Transcript for Lawmakers' late-night showdown ends with bipartisan budget deal
here at home as well starting on capitol hill overnight. The government shut down for the second time in three weeks over a funding bill. It was forced by senator Rand Paul making a point about the deficit but lawmakers were able to scramble, strike a deal just moments ago. Mary Bruce coming off an all-nighter. Good morning, Mary. Reporter: Good morning, George. We've never seen anything quite like this. Two government shutdowns in three weeks and there was a government spending bill on the table ready to go that could have prevented it but one Republican senator held that plan hostage overnight.
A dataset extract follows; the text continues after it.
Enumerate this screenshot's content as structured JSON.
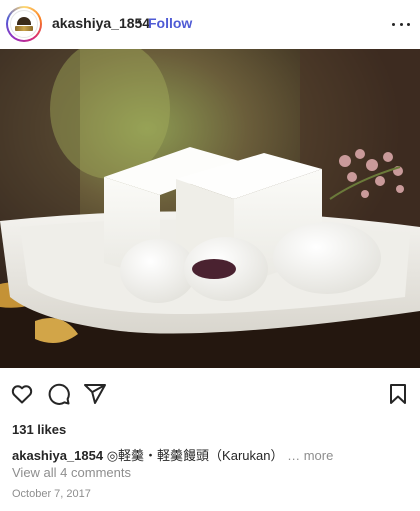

Rand Paul of Kentucky forcing a shutdown blocking a vote to make a political point. For hours he railed on the floor against what he says is out-of-control government spending and he was defiant. Take a listen. Well, you know what, I think the country is worth a debate till 3:00 in the morning. Do I want to shut down government? No. But do I want to keep it open and not reform it, hell no. Reporter: Now Paul kept this up for hours, finally relenting around 1:00 A.M. Exhausted and very frustrated with his colleague senators then voted to pass the sweeping spending bill but then members of the house had to be hauled out of bed back up here into work and just a short while ago they did pass the bill to finally re-open the government ending th five-hour shutdown. It will take several weeks to write the final deal. Some other opposition could mount in those weeks and the big thing left out was anything on the dreamers and immigration. Reporter: Yeah, George, those dreamers are still hanging in the balance with that March 5th deadline looming. Now, next week the senate will move to an open free for all debate as they try to come up with a plan to protect them but both sides appear pretty dug in. Republicans calling for stricter border security and, of course, there's questions about the president's wall which Democrats oppose. The senate will bring up varying proposals voting till they're blue in the face to come up with a plan that could pass but, of course, whatever passes in the senate then has to clear in the house where changes are likely to be made and the big X factor is the president. What immigration bill is he willing to sign?
This transcript has been automatically generated and may not be 100% accurate.